Of the 296 member airlines in the International Air Transport Association (IATA), 61% have not implemented DMARC (Domain-based Message Authentication, Reporting and Conformance), the standard email validation protocol, according to an analysis by Proofpoint. The ATA represents 82% of total air travel.
Worse, even with DMARC compliance such as it is, 93% of global airlines have not implemented “Reject,” the strictest level of DMARC, which blocks fraudulent emails.
This is scary because of the sheer volume being sent at this point, both promotional and transactional.
People are awaiting communications from airlines about bookings, flight changes and offers yet only 7% of airlines are protecting their email contacts from phishing, impersonation attacks and misuse of corporate domains.
And you thought lack of social distancing on flights was the main hassle related to flying.
China and North Asia are the worst, with 85% having no published DMARC policy at all. And 100% are failing to block fraudulent emails from reaching customers.
And 70% of the airlines in the Asia0Pacific region have no DMARC policy, while 89% cannot head off fraudulent emails.
Next on the global list are airlines in the Europe and the Middle East and Africa, 57% of which have at least some level of DMARC enforcement.
Then there are the Americas, where 89% of the carriers are not protecting customers and only 43% have any DMARC policy at all.
DMARC authenticates an email sender’s identity prior to allowing the message reach the recipient.

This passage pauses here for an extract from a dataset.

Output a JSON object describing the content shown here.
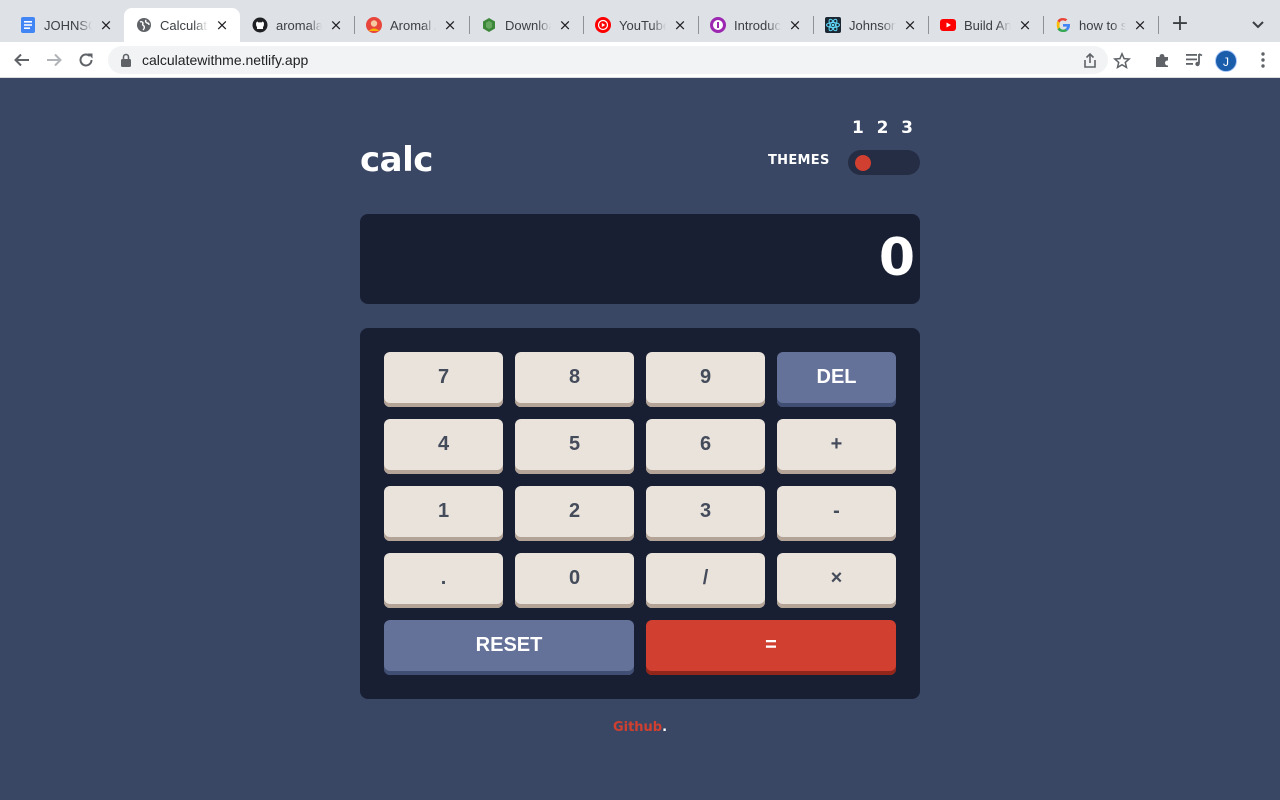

It relies on DKIM DKIM (DomainKeys Identified Mail) and SPF (Sender Policy Framework) standards.
The U.S. government, thanks to a requirement by the Department of Homeland Security, far outpaces airlines and just about all other businesses when it comes to DMARC -- 79% of federal government domains have DMARC, and 93% are at the enforcement level, according to a study conducted earlier this year by Valimail.
Among the businesses that have reached the DMARC enforcement stage are global banks and financial services companies (33%), Fortune 500 companies (28%), tech firms (24%), and media outfits (22%), Valimail says.
The only advice we can give to travelers is be careful which emails you open and respond to. If you get a communication that looks weird, about loyalty points or anything, skip the email and go right to the website and log into your account. And wear a mask when you go.